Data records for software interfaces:
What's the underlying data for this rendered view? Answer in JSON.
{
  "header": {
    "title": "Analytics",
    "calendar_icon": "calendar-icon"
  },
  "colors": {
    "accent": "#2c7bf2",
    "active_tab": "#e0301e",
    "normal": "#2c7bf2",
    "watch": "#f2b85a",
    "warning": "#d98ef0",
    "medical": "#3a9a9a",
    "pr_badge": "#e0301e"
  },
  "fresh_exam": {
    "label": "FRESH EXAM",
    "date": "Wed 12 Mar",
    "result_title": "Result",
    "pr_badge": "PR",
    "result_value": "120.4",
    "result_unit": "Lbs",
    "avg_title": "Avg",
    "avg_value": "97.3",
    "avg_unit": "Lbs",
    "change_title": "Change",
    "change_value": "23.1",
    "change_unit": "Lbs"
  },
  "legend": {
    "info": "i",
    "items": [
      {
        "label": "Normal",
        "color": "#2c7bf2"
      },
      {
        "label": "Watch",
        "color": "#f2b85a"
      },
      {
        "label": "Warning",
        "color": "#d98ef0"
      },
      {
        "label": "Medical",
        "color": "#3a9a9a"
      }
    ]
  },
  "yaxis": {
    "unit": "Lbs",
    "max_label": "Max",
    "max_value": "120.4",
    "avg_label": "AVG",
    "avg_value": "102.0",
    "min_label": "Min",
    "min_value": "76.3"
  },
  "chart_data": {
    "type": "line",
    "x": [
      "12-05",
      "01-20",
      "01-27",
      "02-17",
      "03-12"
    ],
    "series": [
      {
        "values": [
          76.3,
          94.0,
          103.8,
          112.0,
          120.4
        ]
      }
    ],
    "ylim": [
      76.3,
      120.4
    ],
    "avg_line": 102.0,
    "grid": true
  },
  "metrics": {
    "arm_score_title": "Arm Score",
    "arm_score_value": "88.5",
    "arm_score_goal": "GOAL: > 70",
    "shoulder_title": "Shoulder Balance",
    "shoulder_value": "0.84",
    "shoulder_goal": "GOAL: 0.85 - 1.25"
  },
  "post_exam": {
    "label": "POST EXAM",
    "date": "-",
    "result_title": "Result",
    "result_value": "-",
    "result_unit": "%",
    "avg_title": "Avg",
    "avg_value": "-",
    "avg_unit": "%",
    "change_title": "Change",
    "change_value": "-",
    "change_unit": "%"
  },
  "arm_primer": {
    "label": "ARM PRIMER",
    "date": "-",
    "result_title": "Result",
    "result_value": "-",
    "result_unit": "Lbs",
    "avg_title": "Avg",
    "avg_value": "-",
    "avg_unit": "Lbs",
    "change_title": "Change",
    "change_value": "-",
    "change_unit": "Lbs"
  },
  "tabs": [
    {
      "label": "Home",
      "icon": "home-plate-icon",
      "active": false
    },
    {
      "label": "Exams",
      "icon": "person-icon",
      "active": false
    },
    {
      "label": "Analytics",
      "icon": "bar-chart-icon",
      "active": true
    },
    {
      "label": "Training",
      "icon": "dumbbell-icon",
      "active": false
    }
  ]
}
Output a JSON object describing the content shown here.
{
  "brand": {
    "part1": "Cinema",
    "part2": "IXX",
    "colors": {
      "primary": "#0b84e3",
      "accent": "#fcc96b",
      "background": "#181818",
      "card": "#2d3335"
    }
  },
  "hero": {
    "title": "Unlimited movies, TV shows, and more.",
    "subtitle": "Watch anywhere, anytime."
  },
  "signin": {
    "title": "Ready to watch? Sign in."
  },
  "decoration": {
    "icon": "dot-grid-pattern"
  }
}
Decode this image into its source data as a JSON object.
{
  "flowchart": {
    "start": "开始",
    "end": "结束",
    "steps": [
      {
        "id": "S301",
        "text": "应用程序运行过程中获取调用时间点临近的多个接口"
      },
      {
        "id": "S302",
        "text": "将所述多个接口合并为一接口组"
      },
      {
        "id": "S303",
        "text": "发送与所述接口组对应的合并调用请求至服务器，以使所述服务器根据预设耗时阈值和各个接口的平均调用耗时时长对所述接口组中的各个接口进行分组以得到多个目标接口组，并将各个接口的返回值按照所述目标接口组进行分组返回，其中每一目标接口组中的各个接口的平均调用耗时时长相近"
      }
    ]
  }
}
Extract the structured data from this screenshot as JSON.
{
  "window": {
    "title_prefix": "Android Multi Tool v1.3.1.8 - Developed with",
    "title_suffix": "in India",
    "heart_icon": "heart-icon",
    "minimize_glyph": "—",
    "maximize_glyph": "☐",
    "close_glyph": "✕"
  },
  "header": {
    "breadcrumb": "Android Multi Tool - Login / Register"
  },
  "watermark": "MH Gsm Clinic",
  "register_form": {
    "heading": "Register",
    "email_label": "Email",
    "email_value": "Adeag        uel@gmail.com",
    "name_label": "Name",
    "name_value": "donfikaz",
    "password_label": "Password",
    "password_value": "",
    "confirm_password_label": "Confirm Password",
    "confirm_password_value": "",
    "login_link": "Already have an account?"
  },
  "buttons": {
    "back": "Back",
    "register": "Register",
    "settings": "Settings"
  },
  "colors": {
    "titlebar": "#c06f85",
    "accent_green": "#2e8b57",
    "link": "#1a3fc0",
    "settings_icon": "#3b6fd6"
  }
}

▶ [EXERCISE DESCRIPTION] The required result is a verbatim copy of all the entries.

▶ [ANSWER SPACE]
What's the underlying data for this rendered view? Answer in JSON.
{
  "header": {
    "title": "Analytics",
    "calendar_icon": "calendar-icon"
  },
  "colors": {
    "accent": "#2c7bf2",
    "active_tab": "#e0301e",
    "normal": "#2c7bf2",
    "watch": "#f2b85a",
    "warning": "#d98ef0",
    "medical": "#3a9a9a",
    "pr_badge": "#e0301e"
  },
  "fresh_exam": {
    "label": "FRESH EXAM",
    "date": "Wed 12 Mar",
    "result_title": "Result",
    "pr_badge": "PR",
    "result_value": "120.4",
    "result_unit": "Lbs",
    "avg_title": "Avg",
    "avg_value": "97.3",
    "avg_unit": "Lbs",
    "change_title": "Change",
    "change_value": "23.1",
    "change_unit": "Lbs"
  },
  "legend": {
    "info": "i",
    "items": [
      {
        "label": "Normal",
        "color": "#2c7bf2"
      },
      {
        "label": "Watch",
        "color": "#f2b85a"
      },
      {
        "label": "Warning",
        "color": "#d98ef0"
      },
      {
        "label": "Medical",
        "color": "#3a9a9a"
      }
    ]
  },
  "yaxis": {
    "unit": "Lbs",
    "max_label": "Max",
    "max_value": "120.4",
    "avg_label": "AVG",
    "avg_value": "102.0",
    "min_label": "Min",
    "min_value": "76.3"
  },
  "chart_data": {
    "type": "line",
    "x": [
      "12-05",
      "01-20",
      "01-27",
      "02-17",
      "03-12"
    ],
    "series": [
      {
        "values": [
          76.3,
          94.0,
          103.8,
          112.0,
          120.4
        ]
      }
    ],
    "ylim": [
      76.3,
      120.4
    ],
    "avg_line": 102.0,
    "grid": true
  },
  "metrics": {
    "arm_score_title": "Arm Score",
    "arm_score_value": "88.5",
    "arm_score_goal": "GOAL: > 70",
    "shoulder_title": "Shoulder Balance",
    "shoulder_value": "0.84",
    "shoulder_goal": "GOAL: 0.85 - 1.25"
  },
  "post_exam": {
    "label": "POST EXAM",
    "date": "-",
    "result_title": "Result",
    "result_value": "-",
    "result_unit": "%",
    "avg_title": "Avg",
    "avg_value": "-",
    "avg_unit": "%",
    "change_title": "Change",
    "change_value": "-",
    "change_unit": "%"
  },
  "arm_primer": {
    "label": "ARM PRIMER",
    "date": "-",
    "result_title": "Result",
    "result_value": "-",
    "result_unit": "Lbs",
    "avg_title": "Avg",
    "avg_value": "-",
    "avg_unit": "Lbs",
    "change_title": "Change",
    "change_value": "-",
    "change_unit": "Lbs"
  },
  "tabs": [
    {
      "label": "Home",
      "icon": "home-plate-icon",
      "active": false
    },
    {
      "label": "Exams",
      "icon": "person-icon",
      "active": false
    },
    {
      "label": "Analytics",
      "icon": "bar-chart-icon",
      "active": true
    },
    {
      "label": "Training",
      "icon": "dumbbell-icon",
      "active": false
    }
  ]
}
Output a JSON object describing the content shown here.
{
  "brand": {
    "part1": "Cinema",
    "part2": "IXX",
    "colors": {
      "primary": "#0b84e3",
      "accent": "#fcc96b",
      "background": "#181818",
      "card": "#2d3335"
    }
  },
  "hero": {
    "title": "Unlimited movies, TV shows, and more.",
    "subtitle": "Watch anywhere, anytime."
  },
  "signin": {
    "title": "Ready to watch? Sign in."
  },
  "decoration": {
    "icon": "dot-grid-pattern"
  }
}
Decode this image into its source data as a JSON object.
{
  "flowchart": {
    "start": "开始",
    "end": "结束",
    "steps": [
      {
        "id": "S301",
        "text": "应用程序运行过程中获取调用时间点临近的多个接口"
      },
      {
        "id": "S302",
        "text": "将所述多个接口合并为一接口组"
      },
      {
        "id": "S303",
        "text": "发送与所述接口组对应的合并调用请求至服务器，以使所述服务器根据预设耗时阈值和各个接口的平均调用耗时时长对所述接口组中的各个接口进行分组以得到多个目标接口组，并将各个接口的返回值按照所述目标接口组进行分组返回，其中每一目标接口组中的各个接口的平均调用耗时时长相近"
      }
    ]
  }
}
Extract the structured data from this screenshot as JSON.
{
  "window": {
    "title_prefix": "Android Multi Tool v1.3.1.8 - Developed with",
    "title_suffix": "in India",
    "heart_icon": "heart-icon",
    "minimize_glyph": "—",
    "maximize_glyph": "☐",
    "close_glyph": "✕"
  },
  "header": {
    "breadcrumb": "Android Multi Tool - Login / Register"
  },
  "watermark": "MH Gsm Clinic",
  "register_form": {
    "heading": "Register",
    "email_label": "Email",
    "email_value": "Adeag        uel@gmail.com",
    "name_label": "Name",
    "name_value": "donfikaz",
    "password_label": "Password",
    "password_value": "",
    "confirm_password_label": "Confirm Password",
    "confirm_password_value": "",
    "login_link": "Already have an account?"
  },
  "buttons": {
    "back": "Back",
    "register": "Register",
    "settings": "Settings"
  },
  "colors": {
    "titlebar": "#c06f85",
    "accent_green": "#2e8b57",
    "link": "#1a3fc0",
    "settings_icon": "#3b6fd6"
  }
}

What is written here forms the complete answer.